Look below. Copy each line that has "mnemonic" in it.

(Beginning of DATA RECORDS)

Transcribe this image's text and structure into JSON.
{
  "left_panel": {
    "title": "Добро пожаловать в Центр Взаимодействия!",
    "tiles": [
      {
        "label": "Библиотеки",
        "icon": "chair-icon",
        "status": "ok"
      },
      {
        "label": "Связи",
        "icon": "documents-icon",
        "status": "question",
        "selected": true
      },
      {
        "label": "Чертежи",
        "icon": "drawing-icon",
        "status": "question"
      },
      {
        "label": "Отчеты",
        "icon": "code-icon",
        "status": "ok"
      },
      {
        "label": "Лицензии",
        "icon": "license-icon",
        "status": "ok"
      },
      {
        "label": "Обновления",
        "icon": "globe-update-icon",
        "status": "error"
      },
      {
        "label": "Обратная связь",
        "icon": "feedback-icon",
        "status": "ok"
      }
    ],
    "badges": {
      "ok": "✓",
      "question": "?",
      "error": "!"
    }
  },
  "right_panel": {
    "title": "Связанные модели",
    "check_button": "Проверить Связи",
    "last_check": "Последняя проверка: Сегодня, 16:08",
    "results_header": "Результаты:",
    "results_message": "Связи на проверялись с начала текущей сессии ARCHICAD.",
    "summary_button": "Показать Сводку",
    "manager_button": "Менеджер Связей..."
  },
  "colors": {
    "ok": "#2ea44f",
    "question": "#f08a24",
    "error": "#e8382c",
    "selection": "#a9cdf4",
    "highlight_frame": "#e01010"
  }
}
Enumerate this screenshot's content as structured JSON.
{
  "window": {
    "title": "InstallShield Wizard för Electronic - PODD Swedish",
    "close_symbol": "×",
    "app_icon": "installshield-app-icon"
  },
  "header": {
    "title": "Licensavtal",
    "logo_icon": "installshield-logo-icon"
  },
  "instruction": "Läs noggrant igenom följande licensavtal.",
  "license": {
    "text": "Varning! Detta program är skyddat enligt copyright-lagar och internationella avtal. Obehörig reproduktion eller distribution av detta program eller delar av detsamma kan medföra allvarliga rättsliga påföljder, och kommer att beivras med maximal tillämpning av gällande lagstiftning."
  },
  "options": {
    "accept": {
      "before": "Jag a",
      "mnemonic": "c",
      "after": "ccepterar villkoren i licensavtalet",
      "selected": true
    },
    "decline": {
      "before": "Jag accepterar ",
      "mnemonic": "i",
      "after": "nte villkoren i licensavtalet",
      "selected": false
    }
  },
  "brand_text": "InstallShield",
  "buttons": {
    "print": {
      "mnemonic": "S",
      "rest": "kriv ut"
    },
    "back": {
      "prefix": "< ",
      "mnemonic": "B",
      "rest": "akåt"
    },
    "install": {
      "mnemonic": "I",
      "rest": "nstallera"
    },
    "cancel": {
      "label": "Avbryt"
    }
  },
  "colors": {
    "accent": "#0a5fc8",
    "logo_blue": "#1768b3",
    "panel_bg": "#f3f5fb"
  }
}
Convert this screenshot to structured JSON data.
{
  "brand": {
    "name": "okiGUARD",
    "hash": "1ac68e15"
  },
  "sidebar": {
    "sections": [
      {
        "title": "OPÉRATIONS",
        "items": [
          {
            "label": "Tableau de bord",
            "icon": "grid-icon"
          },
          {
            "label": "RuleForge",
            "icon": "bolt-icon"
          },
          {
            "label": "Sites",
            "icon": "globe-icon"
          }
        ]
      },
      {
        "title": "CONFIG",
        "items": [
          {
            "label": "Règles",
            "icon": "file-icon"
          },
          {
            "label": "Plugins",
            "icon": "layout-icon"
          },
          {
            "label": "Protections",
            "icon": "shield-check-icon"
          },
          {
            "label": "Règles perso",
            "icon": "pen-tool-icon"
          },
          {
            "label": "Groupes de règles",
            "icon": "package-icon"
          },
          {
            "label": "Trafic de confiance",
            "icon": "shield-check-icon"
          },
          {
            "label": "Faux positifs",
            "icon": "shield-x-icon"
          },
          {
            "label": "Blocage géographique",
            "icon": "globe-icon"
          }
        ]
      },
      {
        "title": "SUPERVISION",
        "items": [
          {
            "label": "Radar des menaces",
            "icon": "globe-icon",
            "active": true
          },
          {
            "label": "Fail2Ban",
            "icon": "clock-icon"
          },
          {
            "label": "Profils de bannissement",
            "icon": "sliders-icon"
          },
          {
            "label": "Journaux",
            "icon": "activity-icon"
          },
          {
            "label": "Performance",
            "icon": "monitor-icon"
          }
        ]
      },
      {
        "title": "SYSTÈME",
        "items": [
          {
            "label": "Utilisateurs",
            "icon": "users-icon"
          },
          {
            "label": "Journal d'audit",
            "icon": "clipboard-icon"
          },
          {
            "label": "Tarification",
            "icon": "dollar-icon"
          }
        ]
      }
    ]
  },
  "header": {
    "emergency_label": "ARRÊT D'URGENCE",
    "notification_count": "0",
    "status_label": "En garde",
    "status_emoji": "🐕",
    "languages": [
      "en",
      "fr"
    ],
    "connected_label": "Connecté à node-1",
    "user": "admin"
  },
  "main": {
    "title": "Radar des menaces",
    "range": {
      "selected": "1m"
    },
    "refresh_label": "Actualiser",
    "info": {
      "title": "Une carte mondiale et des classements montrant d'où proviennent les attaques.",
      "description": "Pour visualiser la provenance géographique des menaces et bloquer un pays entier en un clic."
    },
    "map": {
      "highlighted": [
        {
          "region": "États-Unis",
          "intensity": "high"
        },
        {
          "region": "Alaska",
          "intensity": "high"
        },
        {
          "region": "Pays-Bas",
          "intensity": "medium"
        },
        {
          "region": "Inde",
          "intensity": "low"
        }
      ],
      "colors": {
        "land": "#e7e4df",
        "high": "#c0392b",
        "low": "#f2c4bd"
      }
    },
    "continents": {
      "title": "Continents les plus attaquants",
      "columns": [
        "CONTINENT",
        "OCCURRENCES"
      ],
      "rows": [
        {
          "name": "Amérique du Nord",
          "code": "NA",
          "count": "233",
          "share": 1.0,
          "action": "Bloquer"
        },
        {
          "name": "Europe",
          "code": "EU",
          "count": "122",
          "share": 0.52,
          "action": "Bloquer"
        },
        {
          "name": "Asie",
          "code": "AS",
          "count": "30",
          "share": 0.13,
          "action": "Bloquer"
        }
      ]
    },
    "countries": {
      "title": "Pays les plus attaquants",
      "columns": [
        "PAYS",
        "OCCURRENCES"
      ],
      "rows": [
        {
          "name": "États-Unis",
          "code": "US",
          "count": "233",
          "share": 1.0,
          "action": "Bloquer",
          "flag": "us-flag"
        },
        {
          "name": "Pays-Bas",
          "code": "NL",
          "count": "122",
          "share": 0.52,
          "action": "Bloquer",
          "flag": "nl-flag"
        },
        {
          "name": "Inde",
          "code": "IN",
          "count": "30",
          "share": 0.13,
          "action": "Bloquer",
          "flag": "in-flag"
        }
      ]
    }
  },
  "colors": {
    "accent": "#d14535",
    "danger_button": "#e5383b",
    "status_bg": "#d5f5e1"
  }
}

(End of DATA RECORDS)

## SOLUTION FOR THIS EXERCISE
      "mnemonic": "c",
      "mnemonic": "i",
      "mnemonic": "S",
      "mnemonic": "B",
      "mnemonic": "I",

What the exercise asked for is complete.